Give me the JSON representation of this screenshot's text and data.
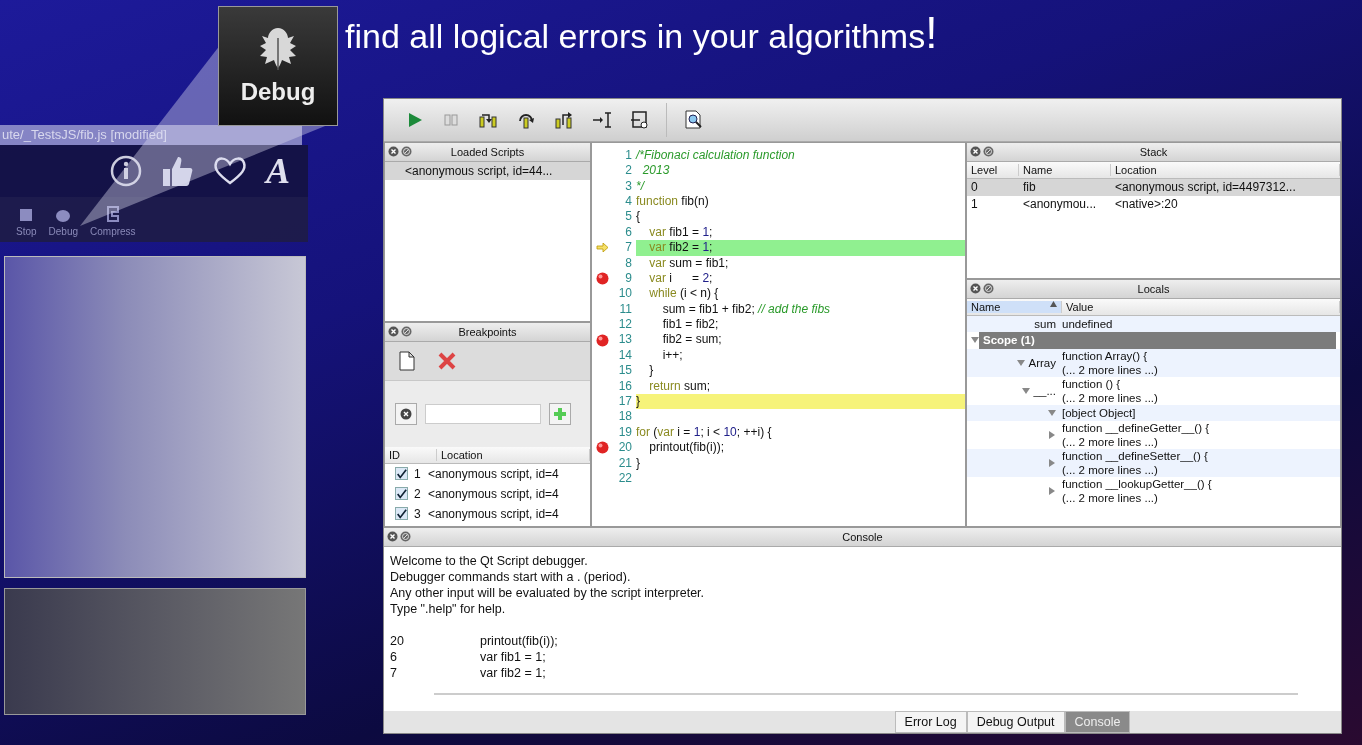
{
  "headline": {
    "text": "find all logical errors in your algorithms",
    "end": "!"
  },
  "callout": {
    "label": "Debug"
  },
  "background_app": {
    "title": "ute/_TestsJS/fib.js [modified]",
    "font_button": "A",
    "toolbar": [
      "Stop",
      "Debug",
      "Compress"
    ]
  },
  "loaded_scripts": {
    "title": "Loaded Scripts",
    "items": [
      {
        "text": "<anonymous script, id=44...",
        "selected": true
      }
    ]
  },
  "breakpoints": {
    "title": "Breakpoints",
    "columns": [
      "ID",
      "Location"
    ],
    "rows": [
      {
        "checked": true,
        "id": "1",
        "location": "<anonymous script, id=4"
      },
      {
        "checked": true,
        "id": "2",
        "location": "<anonymous script, id=4"
      },
      {
        "checked": true,
        "id": "3",
        "location": "<anonymous script, id=4"
      }
    ]
  },
  "code": {
    "lines": [
      {
        "number": "1",
        "breakpoint": false,
        "current": false,
        "highlighted": false,
        "tokens": [
          {
            "kind": "comment",
            "text": "/*Fibonaci calculation function"
          }
        ]
      },
      {
        "number": "2",
        "breakpoint": false,
        "current": false,
        "highlighted": false,
        "tokens": [
          {
            "kind": "comment",
            "text": "  2013"
          }
        ]
      },
      {
        "number": "3",
        "breakpoint": false,
        "current": false,
        "highlighted": false,
        "tokens": [
          {
            "kind": "comment",
            "text": "*/"
          }
        ]
      },
      {
        "number": "4",
        "breakpoint": false,
        "current": false,
        "highlighted": false,
        "tokens": [
          {
            "kind": "keyword",
            "text": "function"
          },
          {
            "kind": "plain",
            "text": " fib(n)"
          }
        ]
      },
      {
        "number": "5",
        "breakpoint": false,
        "current": false,
        "highlighted": false,
        "tokens": [
          {
            "kind": "plain",
            "text": "{"
          }
        ]
      },
      {
        "number": "6",
        "breakpoint": false,
        "current": false,
        "highlighted": false,
        "tokens": [
          {
            "kind": "keyword",
            "text": "    var"
          },
          {
            "kind": "plain",
            "text": " fib1 = "
          },
          {
            "kind": "number",
            "text": "1"
          },
          {
            "kind": "plain",
            "text": ";"
          }
        ]
      },
      {
        "number": "7",
        "breakpoint": false,
        "current": true,
        "highlighted": false,
        "tokens": [
          {
            "kind": "keyword",
            "text": "    var"
          },
          {
            "kind": "plain",
            "text": " fib2 = "
          },
          {
            "kind": "number",
            "text": "1"
          },
          {
            "kind": "plain",
            "text": ";"
          }
        ]
      },
      {
        "number": "8",
        "breakpoint": false,
        "current": false,
        "highlighted": false,
        "tokens": [
          {
            "kind": "keyword",
            "text": "    var"
          },
          {
            "kind": "plain",
            "text": " sum = fib1;"
          }
        ]
      },
      {
        "number": "9",
        "breakpoint": true,
        "current": false,
        "highlighted": false,
        "tokens": [
          {
            "kind": "keyword",
            "text": "    var"
          },
          {
            "kind": "plain",
            "text": " i      = "
          },
          {
            "kind": "number",
            "text": "2"
          },
          {
            "kind": "plain",
            "text": ";"
          }
        ]
      },
      {
        "number": "10",
        "breakpoint": false,
        "current": false,
        "highlighted": false,
        "tokens": [
          {
            "kind": "keyword",
            "text": "    while"
          },
          {
            "kind": "plain",
            "text": " (i < n) {"
          }
        ]
      },
      {
        "number": "11",
        "breakpoint": false,
        "current": false,
        "highlighted": false,
        "tokens": [
          {
            "kind": "plain",
            "text": "        sum = fib1 + fib2; "
          },
          {
            "kind": "comment",
            "text": "// add the fibs"
          }
        ]
      },
      {
        "number": "12",
        "breakpoint": false,
        "current": false,
        "highlighted": false,
        "tokens": [
          {
            "kind": "plain",
            "text": "        fib1 = fib2;"
          }
        ]
      },
      {
        "number": "13",
        "breakpoint": true,
        "current": false,
        "highlighted": false,
        "tokens": [
          {
            "kind": "plain",
            "text": "        fib2 = sum;"
          }
        ]
      },
      {
        "number": "14",
        "breakpoint": false,
        "current": false,
        "highlighted": false,
        "tokens": [
          {
            "kind": "plain",
            "text": "        i++;"
          }
        ]
      },
      {
        "number": "15",
        "breakpoint": false,
        "current": false,
        "highlighted": false,
        "tokens": [
          {
            "kind": "plain",
            "text": "    }"
          }
        ]
      },
      {
        "number": "16",
        "breakpoint": false,
        "current": false,
        "highlighted": false,
        "tokens": [
          {
            "kind": "keyword",
            "text": "    return"
          },
          {
            "kind": "plain",
            "text": " sum;"
          }
        ]
      },
      {
        "number": "17",
        "breakpoint": false,
        "current": false,
        "highlighted": true,
        "tokens": [
          {
            "kind": "plain",
            "text": "}"
          }
        ]
      },
      {
        "number": "18",
        "breakpoint": false,
        "current": false,
        "highlighted": false
      },
      {
        "number": "19",
        "breakpoint": false,
        "current": false,
        "highlighted": false,
        "tokens": [
          {
            "kind": "keyword",
            "text": "for"
          },
          {
            "kind": "plain",
            "text": " ("
          },
          {
            "kind": "keyword",
            "text": "var"
          },
          {
            "kind": "plain",
            "text": " i = "
          },
          {
            "kind": "number",
            "text": "1"
          },
          {
            "kind": "plain",
            "text": "; i < "
          },
          {
            "kind": "number",
            "text": "10"
          },
          {
            "kind": "plain",
            "text": "; ++i) {"
          }
        ]
      },
      {
        "number": "20",
        "breakpoint": true,
        "current": false,
        "highlighted": false,
        "tokens": [
          {
            "kind": "plain",
            "text": "    printout(fib(i));"
          }
        ]
      },
      {
        "number": "21",
        "breakpoint": false,
        "current": false,
        "highlighted": false,
        "tokens": [
          {
            "kind": "plain",
            "text": "}"
          }
        ]
      },
      {
        "number": "22",
        "breakpoint": false,
        "current": false,
        "highlighted": false
      }
    ]
  },
  "stack": {
    "title": "Stack",
    "columns": [
      "Level",
      "Name",
      "Location"
    ],
    "rows": [
      {
        "level": "0",
        "name": "fib",
        "location": "<anonymous script, id=4497312...",
        "selected": true
      },
      {
        "level": "1",
        "name": "<anonymou...",
        "location": "<native>:20",
        "selected": false
      }
    ]
  },
  "locals": {
    "title": "Locals",
    "columns": [
      "Name",
      "Value"
    ],
    "rows": [
      {
        "kind": "variable",
        "name": "sum",
        "value_lines": [
          "undefined"
        ]
      },
      {
        "kind": "group",
        "name": "Scope (1)",
        "expanded": true,
        "children": [
          {
            "kind": "variable",
            "name": "Array",
            "expanded": true,
            "value_lines": [
              "function Array() {",
              "(... 2 more lines ...)"
            ],
            "children": [
              {
                "kind": "variable",
                "name": "__...",
                "expanded": true,
                "value_lines": [
                  "function () {",
                  "(... 2 more lines ...)"
                ],
                "children": [
                  {
                    "kind": "variable",
                    "expanded": true,
                    "value_lines": [
                      "[object Object]"
                    ],
                    "children": [
                      {
                        "kind": "variable",
                        "expanded": false,
                        "value_lines": [
                          "function __defineGetter__() {",
                          "(... 2 more lines ...)"
                        ]
                      },
                      {
                        "kind": "variable",
                        "expanded": false,
                        "value_lines": [
                          "function __defineSetter__() {",
                          "(... 2 more lines ...)"
                        ]
                      },
                      {
                        "kind": "variable",
                        "expanded": false,
                        "value_lines": [
                          "function __lookupGetter__() {",
                          "(... 2 more lines ...)"
                        ]
                      }
                    ]
                  }
                ]
              }
            ]
          }
        ]
      }
    ]
  },
  "console": {
    "title": "Console",
    "messages": [
      "Welcome to the Qt Script debugger.",
      "Debugger commands start with a . (period).",
      "Any other input will be evaluated by the script interpreter.",
      "Type \".help\" for help."
    ],
    "trace": [
      {
        "line": "20",
        "code": "printout(fib(i));"
      },
      {
        "line": "6",
        "code": "var fib1 = 1;"
      },
      {
        "line": "7",
        "code": "var fib2 = 1;"
      }
    ],
    "tabs": [
      {
        "label": "Error Log",
        "selected": false
      },
      {
        "label": "Debug Output",
        "selected": false
      },
      {
        "label": "Console",
        "selected": true
      }
    ]
  }
}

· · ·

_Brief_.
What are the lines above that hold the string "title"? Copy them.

_Problem solution_.
    "title": "ute/_TestsJS/fib.js [modified]",
    "title": "Loaded Scripts",
    "title": "Breakpoints",
    "title": "Stack",
    "title": "Locals",
    "title": "Console",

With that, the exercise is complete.